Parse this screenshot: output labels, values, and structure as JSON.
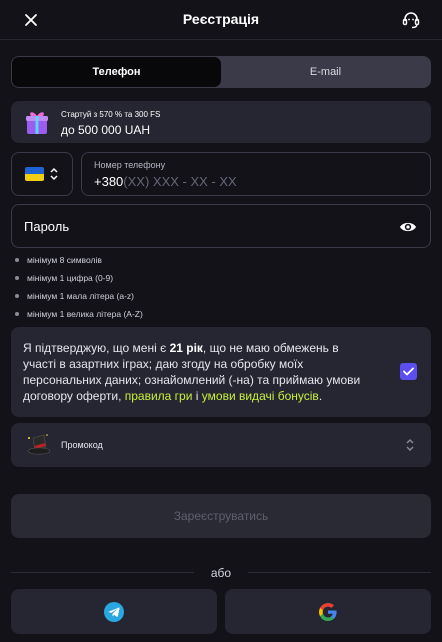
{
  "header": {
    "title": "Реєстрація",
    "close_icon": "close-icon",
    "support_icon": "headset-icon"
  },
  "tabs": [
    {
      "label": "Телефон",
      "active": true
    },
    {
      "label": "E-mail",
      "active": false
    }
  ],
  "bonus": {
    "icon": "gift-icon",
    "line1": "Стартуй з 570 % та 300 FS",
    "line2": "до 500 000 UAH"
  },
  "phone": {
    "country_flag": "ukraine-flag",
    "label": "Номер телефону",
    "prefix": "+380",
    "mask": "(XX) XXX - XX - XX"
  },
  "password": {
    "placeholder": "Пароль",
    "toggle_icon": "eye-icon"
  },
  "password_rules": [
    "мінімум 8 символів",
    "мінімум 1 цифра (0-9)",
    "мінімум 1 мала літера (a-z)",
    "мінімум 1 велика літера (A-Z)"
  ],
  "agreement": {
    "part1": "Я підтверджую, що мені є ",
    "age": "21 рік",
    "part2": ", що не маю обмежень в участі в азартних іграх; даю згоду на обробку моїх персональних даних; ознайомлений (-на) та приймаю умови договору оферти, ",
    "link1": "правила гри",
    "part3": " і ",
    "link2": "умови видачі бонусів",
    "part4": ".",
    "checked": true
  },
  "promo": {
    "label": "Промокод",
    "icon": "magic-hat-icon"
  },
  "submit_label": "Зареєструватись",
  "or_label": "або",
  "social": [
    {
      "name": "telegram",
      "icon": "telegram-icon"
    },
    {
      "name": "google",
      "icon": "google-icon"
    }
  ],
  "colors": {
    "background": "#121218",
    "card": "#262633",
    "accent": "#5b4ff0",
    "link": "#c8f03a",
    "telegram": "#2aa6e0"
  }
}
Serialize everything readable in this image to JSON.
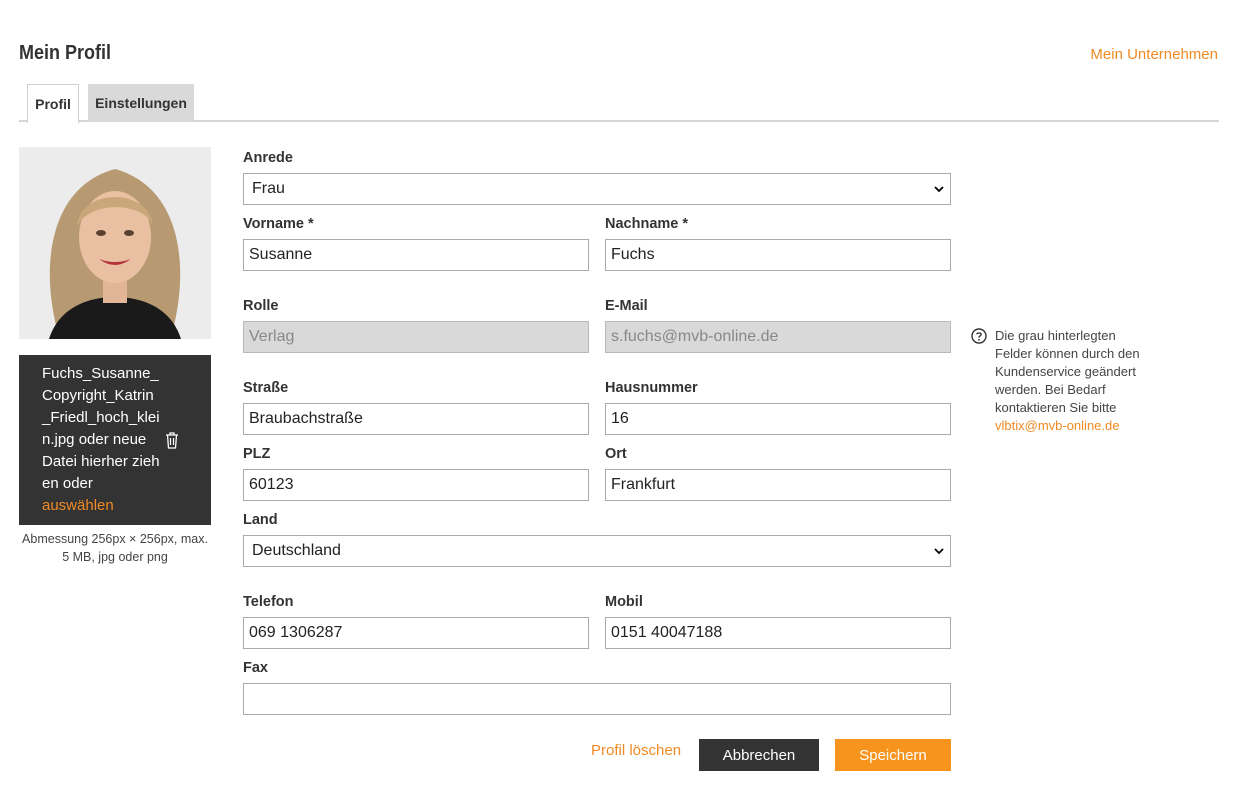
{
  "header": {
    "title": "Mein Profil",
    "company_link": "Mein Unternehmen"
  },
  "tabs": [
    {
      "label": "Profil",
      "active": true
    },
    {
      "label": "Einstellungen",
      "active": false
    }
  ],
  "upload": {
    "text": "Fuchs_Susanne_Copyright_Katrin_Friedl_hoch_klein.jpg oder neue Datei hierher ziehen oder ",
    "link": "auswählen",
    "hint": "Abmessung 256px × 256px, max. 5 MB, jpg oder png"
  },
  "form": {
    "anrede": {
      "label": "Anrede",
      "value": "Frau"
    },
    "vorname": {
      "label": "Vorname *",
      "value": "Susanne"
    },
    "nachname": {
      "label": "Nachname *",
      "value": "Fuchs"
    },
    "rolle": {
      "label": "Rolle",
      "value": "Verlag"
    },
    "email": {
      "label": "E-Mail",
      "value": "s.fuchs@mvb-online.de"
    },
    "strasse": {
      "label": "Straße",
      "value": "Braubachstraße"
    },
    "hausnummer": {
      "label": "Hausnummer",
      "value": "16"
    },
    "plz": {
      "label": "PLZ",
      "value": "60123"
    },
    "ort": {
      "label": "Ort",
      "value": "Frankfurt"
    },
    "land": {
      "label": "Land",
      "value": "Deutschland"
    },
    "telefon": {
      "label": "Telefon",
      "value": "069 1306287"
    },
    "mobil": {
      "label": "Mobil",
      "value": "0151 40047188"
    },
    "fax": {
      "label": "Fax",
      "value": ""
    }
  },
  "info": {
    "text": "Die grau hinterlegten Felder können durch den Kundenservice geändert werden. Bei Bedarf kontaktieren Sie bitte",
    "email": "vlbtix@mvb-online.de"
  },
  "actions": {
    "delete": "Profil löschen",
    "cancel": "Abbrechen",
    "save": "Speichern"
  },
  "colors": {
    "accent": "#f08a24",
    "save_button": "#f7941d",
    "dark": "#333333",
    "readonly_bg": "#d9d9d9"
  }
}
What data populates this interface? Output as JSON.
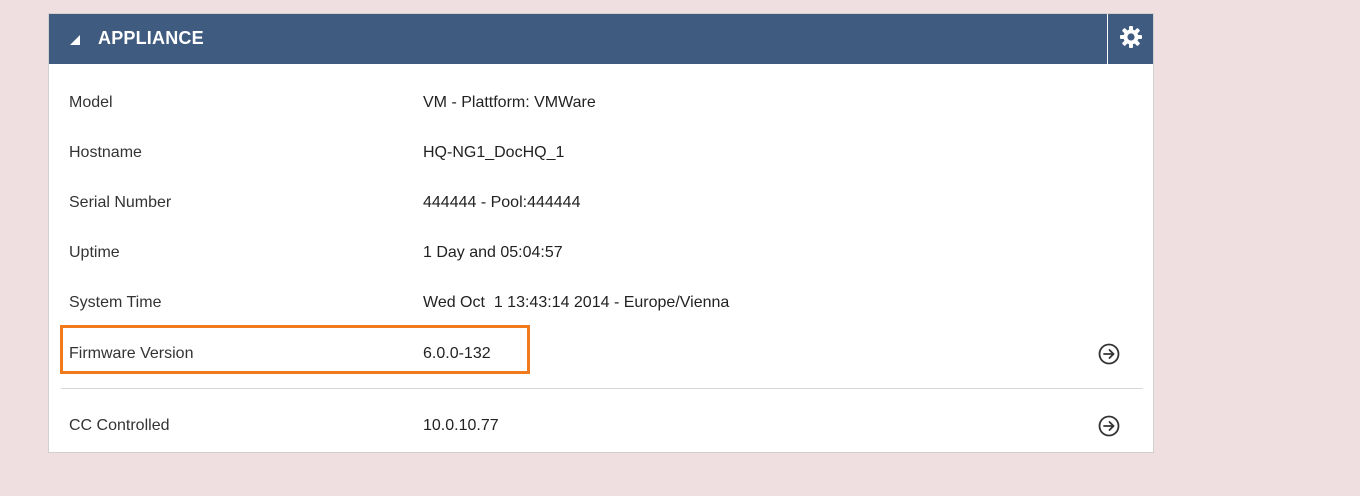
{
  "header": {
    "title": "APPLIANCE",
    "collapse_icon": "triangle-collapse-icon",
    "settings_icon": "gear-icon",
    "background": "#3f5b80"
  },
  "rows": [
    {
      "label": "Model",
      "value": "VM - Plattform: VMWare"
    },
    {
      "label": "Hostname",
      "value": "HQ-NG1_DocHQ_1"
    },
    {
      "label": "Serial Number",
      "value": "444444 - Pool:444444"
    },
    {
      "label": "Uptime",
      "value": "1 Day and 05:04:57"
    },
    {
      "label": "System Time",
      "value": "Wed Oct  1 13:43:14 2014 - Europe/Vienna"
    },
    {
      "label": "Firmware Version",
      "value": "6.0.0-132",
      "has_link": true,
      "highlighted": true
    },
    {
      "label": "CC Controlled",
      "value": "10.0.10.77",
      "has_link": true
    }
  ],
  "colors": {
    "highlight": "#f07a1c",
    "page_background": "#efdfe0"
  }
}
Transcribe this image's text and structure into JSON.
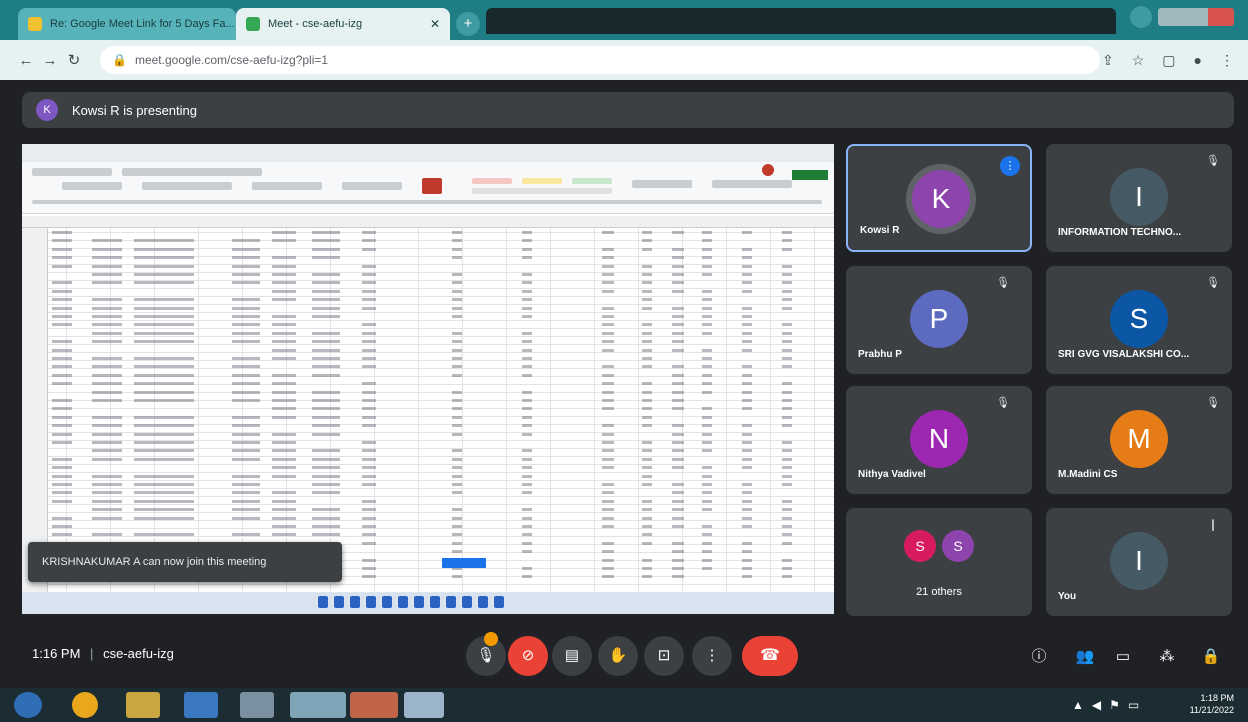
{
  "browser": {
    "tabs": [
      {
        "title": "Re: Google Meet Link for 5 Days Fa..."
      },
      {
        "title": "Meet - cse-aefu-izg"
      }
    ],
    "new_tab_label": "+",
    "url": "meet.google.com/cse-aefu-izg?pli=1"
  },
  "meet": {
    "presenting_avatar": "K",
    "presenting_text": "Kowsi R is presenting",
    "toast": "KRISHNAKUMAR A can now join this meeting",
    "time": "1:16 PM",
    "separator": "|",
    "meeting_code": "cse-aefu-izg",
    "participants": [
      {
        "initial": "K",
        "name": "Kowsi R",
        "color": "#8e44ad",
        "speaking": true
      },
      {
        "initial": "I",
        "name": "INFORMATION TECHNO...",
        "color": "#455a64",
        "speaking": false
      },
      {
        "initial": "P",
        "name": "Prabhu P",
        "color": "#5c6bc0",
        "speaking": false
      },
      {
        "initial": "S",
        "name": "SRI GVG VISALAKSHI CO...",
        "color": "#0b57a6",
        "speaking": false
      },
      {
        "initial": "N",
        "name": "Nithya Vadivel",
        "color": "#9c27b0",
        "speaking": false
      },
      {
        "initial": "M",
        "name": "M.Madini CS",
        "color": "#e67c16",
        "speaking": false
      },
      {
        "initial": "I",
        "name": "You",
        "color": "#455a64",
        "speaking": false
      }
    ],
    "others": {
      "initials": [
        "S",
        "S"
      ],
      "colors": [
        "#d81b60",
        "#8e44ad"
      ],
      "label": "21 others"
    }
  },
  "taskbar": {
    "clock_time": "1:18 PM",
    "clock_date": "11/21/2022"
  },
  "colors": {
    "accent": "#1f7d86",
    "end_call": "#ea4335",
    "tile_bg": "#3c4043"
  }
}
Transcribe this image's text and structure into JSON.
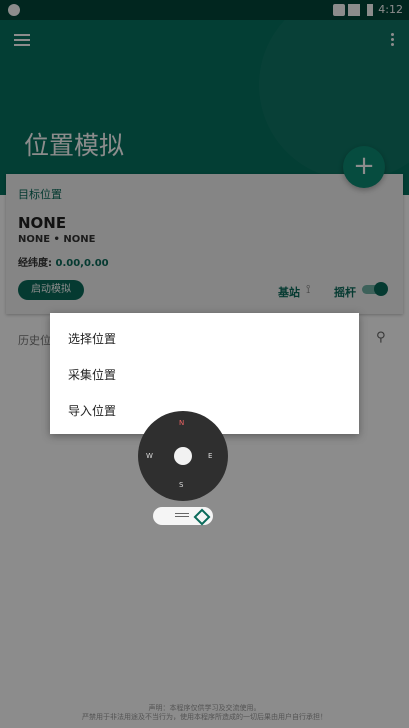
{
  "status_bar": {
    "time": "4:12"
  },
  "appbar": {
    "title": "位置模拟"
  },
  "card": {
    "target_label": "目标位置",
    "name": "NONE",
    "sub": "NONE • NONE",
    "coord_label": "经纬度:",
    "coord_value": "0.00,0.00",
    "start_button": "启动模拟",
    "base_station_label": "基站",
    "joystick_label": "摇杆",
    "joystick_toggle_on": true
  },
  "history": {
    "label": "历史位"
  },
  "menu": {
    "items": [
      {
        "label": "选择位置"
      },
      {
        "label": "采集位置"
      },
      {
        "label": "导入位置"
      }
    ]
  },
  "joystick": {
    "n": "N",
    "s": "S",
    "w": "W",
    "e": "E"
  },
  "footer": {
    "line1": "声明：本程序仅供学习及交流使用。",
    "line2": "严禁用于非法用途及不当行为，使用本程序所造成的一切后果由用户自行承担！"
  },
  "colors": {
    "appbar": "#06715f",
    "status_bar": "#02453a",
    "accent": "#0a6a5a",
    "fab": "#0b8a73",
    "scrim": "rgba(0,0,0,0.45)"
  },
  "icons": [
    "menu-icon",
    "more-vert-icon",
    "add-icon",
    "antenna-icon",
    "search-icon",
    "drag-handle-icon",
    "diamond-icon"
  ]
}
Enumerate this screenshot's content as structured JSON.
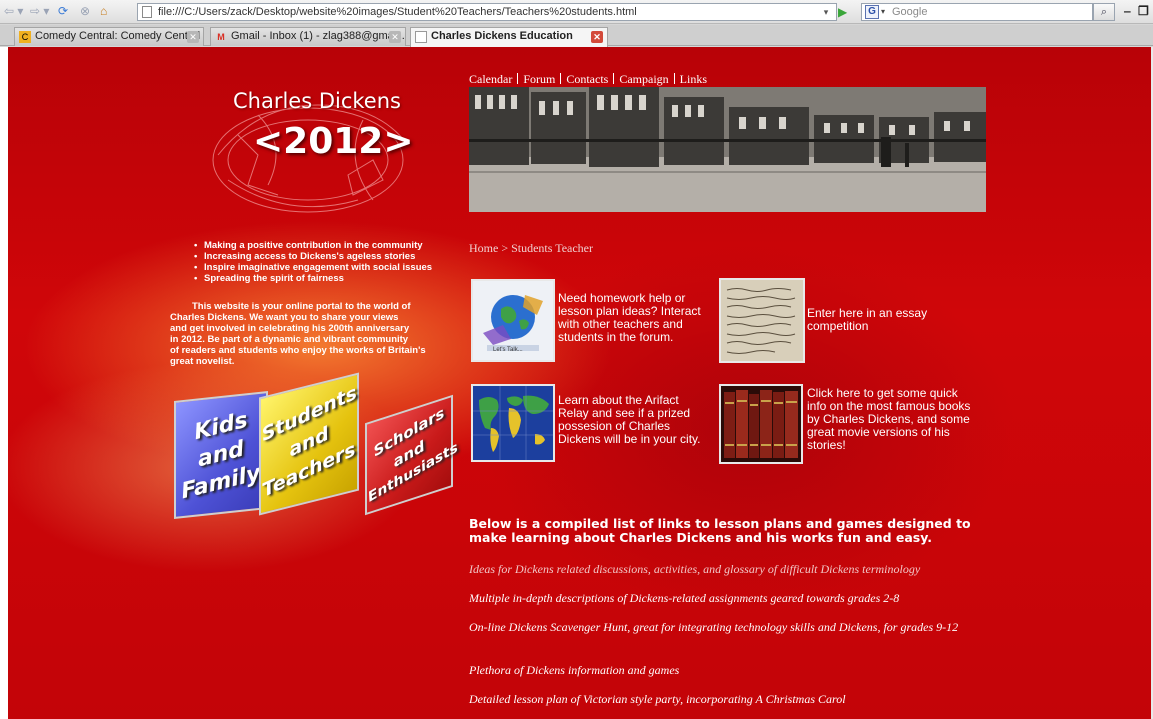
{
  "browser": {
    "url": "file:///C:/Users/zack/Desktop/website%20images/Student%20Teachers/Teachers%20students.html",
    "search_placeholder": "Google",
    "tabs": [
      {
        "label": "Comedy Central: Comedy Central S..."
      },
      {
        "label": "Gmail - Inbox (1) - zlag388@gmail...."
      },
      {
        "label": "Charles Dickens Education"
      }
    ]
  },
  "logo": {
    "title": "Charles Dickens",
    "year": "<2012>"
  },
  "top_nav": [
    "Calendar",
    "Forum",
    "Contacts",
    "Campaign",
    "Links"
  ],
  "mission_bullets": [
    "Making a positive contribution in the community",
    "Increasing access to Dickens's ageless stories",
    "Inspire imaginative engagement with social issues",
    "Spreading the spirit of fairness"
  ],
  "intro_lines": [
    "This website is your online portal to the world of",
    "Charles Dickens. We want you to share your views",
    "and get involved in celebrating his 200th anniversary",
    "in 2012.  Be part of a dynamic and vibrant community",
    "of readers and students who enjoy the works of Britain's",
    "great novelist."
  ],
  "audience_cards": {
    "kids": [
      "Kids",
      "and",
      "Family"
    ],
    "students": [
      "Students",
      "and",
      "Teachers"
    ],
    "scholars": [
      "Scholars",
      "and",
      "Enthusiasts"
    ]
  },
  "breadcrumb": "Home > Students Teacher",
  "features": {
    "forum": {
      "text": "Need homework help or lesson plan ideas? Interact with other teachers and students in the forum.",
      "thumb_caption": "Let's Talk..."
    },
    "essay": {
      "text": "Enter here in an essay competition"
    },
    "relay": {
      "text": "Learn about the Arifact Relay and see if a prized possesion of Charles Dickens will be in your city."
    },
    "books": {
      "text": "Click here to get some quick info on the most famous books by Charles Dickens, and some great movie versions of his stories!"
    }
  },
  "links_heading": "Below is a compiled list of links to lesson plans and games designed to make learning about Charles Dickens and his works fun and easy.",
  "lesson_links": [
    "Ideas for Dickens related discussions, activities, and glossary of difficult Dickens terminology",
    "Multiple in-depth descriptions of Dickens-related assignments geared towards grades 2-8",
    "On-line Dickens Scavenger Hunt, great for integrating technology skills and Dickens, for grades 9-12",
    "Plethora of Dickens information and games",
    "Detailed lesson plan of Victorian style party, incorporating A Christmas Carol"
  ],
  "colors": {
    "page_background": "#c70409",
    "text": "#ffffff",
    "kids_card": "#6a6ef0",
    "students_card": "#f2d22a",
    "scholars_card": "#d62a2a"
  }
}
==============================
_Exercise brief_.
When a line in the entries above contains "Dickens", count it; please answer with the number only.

_Output for this task_.
11